## What you have to do
Could you tally the lines of the entries that carry the string "time"? Reply with the number and nothing more.

[Data about app and page elements]
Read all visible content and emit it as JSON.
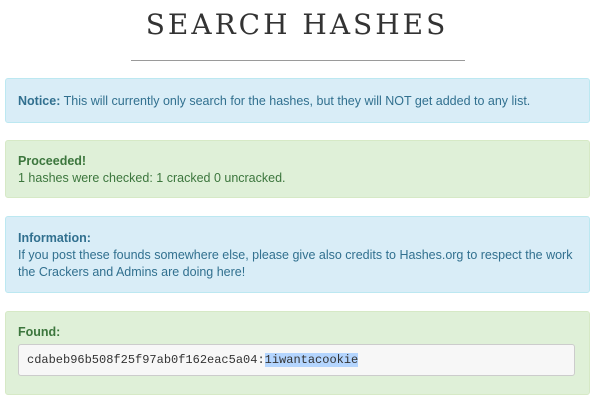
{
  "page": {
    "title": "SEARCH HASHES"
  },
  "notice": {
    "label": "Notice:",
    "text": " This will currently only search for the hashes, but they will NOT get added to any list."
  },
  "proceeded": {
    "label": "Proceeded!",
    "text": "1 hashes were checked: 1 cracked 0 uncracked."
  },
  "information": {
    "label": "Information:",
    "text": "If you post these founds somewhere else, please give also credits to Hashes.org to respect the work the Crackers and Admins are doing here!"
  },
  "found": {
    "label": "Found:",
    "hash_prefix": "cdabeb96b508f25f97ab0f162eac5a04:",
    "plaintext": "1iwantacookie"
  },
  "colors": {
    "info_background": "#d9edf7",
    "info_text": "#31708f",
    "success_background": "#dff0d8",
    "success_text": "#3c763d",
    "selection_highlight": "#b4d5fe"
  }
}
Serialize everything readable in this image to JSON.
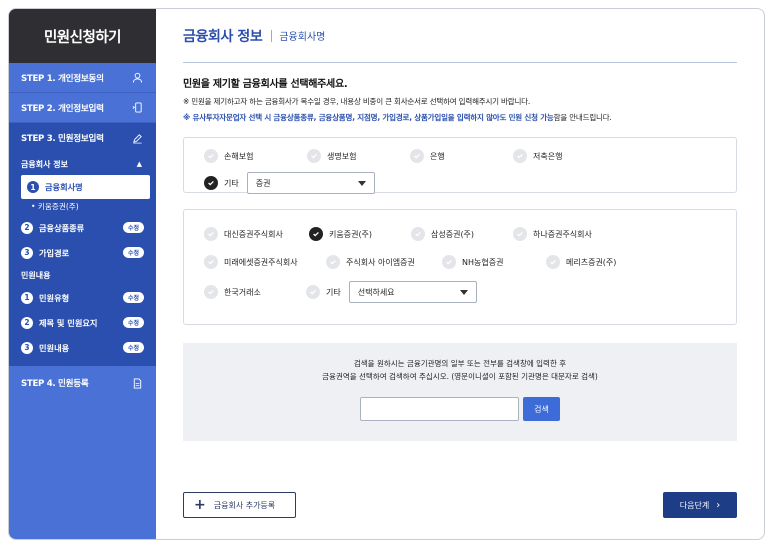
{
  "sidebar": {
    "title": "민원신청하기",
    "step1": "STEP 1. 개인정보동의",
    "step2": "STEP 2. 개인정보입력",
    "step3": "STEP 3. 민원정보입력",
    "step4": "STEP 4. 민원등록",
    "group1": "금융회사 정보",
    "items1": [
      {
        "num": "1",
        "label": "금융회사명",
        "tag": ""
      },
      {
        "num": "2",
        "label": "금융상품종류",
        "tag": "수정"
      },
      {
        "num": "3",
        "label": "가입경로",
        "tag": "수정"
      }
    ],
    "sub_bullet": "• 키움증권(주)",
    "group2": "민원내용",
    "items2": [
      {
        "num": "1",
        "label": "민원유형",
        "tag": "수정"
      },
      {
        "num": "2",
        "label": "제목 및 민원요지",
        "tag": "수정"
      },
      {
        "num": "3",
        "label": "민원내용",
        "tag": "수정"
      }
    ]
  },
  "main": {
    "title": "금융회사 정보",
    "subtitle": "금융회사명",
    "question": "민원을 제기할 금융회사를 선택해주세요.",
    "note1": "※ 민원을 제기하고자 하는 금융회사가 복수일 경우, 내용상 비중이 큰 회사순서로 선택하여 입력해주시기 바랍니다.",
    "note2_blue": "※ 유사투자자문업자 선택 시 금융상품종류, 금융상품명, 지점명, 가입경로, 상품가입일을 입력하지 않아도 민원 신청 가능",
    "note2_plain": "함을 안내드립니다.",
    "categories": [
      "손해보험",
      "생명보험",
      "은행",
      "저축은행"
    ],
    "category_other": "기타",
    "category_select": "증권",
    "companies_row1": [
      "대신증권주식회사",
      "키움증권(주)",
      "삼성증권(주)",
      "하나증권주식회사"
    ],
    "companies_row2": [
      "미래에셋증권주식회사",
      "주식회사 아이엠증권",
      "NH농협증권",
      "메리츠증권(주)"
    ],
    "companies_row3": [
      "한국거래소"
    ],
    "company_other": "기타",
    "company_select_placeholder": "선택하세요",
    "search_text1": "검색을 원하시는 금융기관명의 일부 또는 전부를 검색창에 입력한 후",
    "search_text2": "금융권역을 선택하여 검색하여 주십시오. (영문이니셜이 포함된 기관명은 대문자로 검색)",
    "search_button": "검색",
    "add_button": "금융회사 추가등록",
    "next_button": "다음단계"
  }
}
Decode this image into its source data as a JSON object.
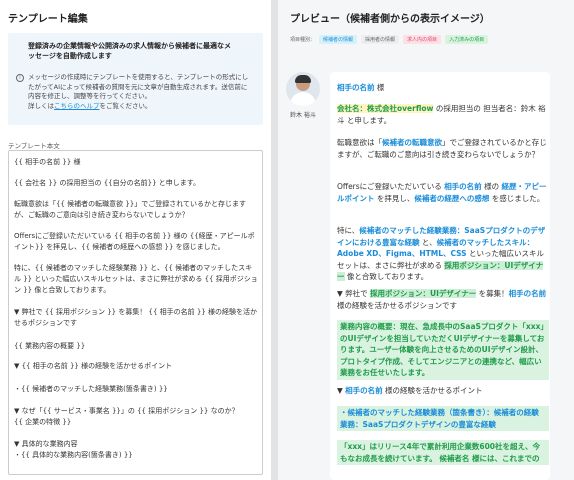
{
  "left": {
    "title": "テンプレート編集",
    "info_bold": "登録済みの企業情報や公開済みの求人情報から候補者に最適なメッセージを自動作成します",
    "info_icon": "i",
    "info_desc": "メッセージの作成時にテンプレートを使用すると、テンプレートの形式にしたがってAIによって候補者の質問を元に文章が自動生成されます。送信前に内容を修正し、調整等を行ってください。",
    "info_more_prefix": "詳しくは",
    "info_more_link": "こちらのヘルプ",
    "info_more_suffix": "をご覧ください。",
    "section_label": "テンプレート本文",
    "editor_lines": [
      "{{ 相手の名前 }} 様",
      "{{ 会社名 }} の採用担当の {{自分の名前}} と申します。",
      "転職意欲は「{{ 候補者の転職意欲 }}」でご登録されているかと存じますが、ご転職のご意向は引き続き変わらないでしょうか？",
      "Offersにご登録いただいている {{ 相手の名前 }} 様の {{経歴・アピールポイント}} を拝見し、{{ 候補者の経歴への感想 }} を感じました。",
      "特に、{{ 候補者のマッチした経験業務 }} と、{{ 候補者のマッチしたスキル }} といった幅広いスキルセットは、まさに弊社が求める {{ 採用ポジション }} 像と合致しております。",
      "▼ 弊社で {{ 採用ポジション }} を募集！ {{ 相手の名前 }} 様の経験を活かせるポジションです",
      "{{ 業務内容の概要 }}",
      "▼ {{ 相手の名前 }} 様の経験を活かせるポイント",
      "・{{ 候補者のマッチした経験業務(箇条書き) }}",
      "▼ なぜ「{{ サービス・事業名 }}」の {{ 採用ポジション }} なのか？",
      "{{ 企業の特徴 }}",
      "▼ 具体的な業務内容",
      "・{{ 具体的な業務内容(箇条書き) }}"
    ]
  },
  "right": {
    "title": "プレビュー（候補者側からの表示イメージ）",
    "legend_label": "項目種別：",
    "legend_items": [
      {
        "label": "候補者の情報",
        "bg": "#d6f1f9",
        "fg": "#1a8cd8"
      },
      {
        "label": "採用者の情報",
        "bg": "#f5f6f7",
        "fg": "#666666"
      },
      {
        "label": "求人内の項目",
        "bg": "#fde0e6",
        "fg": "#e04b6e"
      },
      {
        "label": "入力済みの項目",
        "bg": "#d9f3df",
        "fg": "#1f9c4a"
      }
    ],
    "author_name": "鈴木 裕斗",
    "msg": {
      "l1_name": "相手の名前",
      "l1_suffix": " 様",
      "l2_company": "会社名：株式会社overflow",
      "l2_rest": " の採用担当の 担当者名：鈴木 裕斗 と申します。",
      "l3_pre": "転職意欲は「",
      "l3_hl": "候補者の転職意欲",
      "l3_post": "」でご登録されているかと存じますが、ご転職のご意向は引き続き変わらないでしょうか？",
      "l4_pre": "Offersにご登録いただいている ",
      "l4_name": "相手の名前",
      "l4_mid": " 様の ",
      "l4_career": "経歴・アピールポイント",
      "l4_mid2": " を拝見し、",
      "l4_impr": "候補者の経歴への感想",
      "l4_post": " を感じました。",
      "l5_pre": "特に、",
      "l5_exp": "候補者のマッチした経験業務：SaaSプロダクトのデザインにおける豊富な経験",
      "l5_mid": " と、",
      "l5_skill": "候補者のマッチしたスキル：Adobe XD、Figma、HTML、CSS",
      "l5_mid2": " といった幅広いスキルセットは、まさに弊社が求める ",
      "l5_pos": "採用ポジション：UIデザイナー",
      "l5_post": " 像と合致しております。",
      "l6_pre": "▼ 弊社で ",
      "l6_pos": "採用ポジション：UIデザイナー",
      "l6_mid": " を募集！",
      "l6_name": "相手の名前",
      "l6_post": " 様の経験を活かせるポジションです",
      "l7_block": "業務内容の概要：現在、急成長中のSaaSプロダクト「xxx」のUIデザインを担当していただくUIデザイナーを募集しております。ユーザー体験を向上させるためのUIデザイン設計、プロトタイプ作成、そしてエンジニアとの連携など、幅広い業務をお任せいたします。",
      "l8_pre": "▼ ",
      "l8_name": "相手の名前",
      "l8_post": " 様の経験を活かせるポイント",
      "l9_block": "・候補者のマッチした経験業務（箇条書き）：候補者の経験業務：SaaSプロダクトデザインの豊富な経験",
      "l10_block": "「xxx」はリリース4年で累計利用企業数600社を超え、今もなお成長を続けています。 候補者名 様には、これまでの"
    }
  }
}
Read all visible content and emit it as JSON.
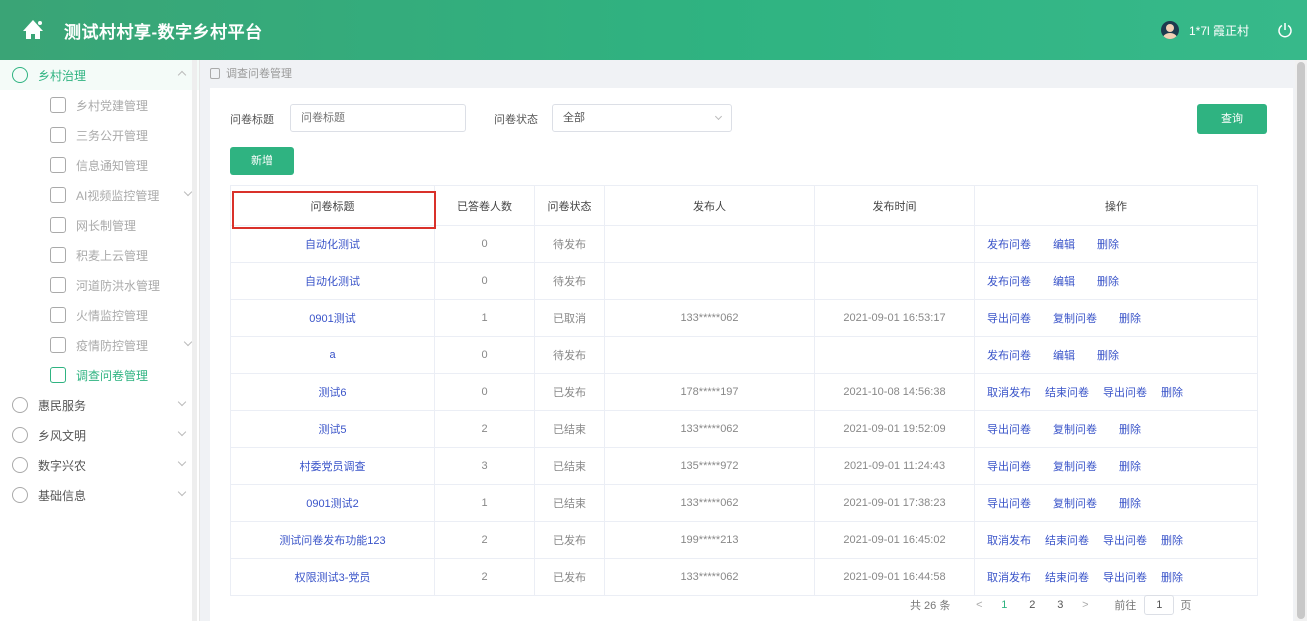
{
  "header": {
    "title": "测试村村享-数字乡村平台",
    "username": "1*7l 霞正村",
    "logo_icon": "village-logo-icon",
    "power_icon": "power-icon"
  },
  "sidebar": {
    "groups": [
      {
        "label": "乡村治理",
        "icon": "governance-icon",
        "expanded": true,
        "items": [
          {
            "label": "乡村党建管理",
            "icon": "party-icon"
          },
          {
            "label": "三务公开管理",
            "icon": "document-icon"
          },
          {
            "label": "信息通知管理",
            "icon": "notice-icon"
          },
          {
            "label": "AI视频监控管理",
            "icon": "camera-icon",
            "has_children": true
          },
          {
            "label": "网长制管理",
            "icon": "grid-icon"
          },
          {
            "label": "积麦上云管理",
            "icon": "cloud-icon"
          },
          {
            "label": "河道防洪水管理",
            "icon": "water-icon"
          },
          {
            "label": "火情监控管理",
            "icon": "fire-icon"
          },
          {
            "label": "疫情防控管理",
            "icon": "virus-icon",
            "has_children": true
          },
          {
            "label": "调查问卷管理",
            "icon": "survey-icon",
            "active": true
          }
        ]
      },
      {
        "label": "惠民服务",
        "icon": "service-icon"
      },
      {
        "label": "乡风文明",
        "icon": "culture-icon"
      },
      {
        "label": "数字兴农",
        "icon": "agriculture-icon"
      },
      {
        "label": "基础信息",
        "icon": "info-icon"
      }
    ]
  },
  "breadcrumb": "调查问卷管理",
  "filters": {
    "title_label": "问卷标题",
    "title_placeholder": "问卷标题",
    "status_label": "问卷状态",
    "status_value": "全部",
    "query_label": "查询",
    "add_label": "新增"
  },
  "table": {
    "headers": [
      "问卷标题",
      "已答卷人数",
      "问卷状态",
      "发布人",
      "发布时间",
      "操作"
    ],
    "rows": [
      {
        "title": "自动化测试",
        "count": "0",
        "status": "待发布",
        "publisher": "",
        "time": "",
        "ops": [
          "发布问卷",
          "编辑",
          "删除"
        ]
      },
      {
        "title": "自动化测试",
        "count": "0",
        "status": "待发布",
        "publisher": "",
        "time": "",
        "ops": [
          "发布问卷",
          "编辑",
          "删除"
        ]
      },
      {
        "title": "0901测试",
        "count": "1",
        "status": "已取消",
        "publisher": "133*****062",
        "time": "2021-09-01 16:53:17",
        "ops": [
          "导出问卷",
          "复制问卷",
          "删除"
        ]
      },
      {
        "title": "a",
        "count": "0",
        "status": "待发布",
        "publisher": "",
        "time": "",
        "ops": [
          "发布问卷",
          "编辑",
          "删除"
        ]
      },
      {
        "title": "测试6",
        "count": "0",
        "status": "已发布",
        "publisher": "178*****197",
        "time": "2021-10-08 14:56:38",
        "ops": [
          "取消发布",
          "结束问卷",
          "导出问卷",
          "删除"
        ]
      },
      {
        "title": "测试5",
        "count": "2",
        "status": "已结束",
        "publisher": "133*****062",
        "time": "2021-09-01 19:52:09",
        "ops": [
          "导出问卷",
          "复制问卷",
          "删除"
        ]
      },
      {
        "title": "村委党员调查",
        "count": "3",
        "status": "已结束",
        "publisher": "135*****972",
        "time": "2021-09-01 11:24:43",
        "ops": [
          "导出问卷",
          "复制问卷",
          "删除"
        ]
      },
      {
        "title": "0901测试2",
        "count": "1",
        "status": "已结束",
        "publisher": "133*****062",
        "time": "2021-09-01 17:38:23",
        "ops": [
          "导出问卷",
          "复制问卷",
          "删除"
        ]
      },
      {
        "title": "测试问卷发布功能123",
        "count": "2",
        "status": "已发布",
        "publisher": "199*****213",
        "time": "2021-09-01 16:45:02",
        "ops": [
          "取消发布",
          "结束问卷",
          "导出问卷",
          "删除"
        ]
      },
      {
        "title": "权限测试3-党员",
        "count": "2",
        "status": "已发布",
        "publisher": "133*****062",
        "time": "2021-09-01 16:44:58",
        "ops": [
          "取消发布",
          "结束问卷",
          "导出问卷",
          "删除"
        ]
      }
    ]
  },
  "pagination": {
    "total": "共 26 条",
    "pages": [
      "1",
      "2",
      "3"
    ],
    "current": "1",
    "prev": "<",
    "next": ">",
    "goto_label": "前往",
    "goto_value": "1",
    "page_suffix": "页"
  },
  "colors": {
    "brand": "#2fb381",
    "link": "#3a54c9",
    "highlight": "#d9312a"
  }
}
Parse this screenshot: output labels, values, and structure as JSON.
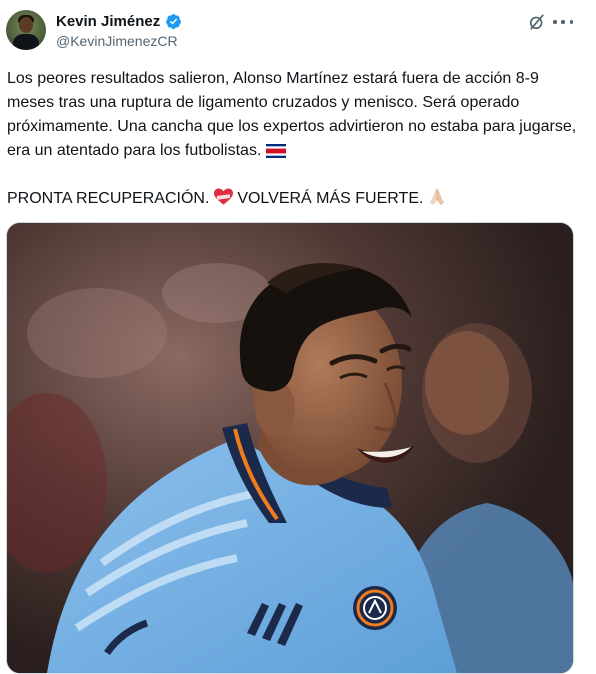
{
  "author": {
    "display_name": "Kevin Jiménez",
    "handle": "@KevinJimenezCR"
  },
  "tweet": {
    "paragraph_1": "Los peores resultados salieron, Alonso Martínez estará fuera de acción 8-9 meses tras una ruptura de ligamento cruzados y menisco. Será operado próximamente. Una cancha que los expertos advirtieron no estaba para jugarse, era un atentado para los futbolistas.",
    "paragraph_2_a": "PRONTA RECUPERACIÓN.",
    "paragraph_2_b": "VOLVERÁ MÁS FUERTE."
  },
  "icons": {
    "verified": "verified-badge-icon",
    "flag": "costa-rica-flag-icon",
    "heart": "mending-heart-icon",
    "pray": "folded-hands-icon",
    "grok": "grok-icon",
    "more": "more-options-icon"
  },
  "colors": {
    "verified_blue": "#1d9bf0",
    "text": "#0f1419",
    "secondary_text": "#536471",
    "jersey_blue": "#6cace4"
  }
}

## Reply to the task
10